Emotion, Emotion Concept
Scheve, Christian von; Slaby, Jan – 2019
In recent years, medical and psychological anthropologists, psychiatrists, and psychologists have worked towards establishing cultural phenomenological and context-specific forms of medicine. These forms entail person-centered approaches to acknowledge the importance of patients’ biographies and their situatedness in life in relation to various social, cultural, political, and economic circumstances. Taking this claim seriously, our team, which consists of two psychiatrists, one psychologist, and three anthropologists, has been breaking new methodological ground while researching affects as part of Affective Societies in and beyond the clinic. Over two years, we accompanied elderly Vietnamese patients in Berlin within an innovative affect- and emotion-focused group therapy, developed by the team’s psychiatrists and psychologist. Simultaneously, the anthropologists met the patients in different social, spatial, and structural environments outside the clinic. We aim to explain how joining our multiple methodological approaches and perspectives allowed us to build a more comprehensive frame for understanding the affective complexities in the lives, crises, and conducts of our interlocutors. In relaying the cases of four patients, we portray how we learned from each other in methodological, conceptual, and cross-disciplinary ways.
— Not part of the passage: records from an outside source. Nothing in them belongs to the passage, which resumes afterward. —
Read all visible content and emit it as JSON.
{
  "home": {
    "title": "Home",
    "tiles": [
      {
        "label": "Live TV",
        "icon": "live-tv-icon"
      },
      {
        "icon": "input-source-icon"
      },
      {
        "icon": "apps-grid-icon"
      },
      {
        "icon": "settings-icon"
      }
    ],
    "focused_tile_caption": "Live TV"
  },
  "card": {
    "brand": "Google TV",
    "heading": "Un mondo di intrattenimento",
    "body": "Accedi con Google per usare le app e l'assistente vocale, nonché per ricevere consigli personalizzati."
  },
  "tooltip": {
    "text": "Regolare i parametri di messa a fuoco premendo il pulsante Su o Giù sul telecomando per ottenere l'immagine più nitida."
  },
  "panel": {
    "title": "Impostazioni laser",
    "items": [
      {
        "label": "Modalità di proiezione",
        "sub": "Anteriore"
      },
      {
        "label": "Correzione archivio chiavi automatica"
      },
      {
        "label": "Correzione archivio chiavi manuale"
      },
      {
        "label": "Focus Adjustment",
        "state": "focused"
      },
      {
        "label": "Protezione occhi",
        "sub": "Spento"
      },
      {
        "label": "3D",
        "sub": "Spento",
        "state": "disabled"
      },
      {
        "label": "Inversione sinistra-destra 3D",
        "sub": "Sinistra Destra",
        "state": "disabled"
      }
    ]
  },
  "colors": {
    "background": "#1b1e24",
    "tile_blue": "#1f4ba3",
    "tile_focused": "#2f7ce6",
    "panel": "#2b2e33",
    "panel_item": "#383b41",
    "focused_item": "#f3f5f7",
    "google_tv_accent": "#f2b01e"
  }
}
We discuss the advantages and the potential hazards involved in the course of systematically entangling multi-perspectivity, ethnography, and mental health-care intervention.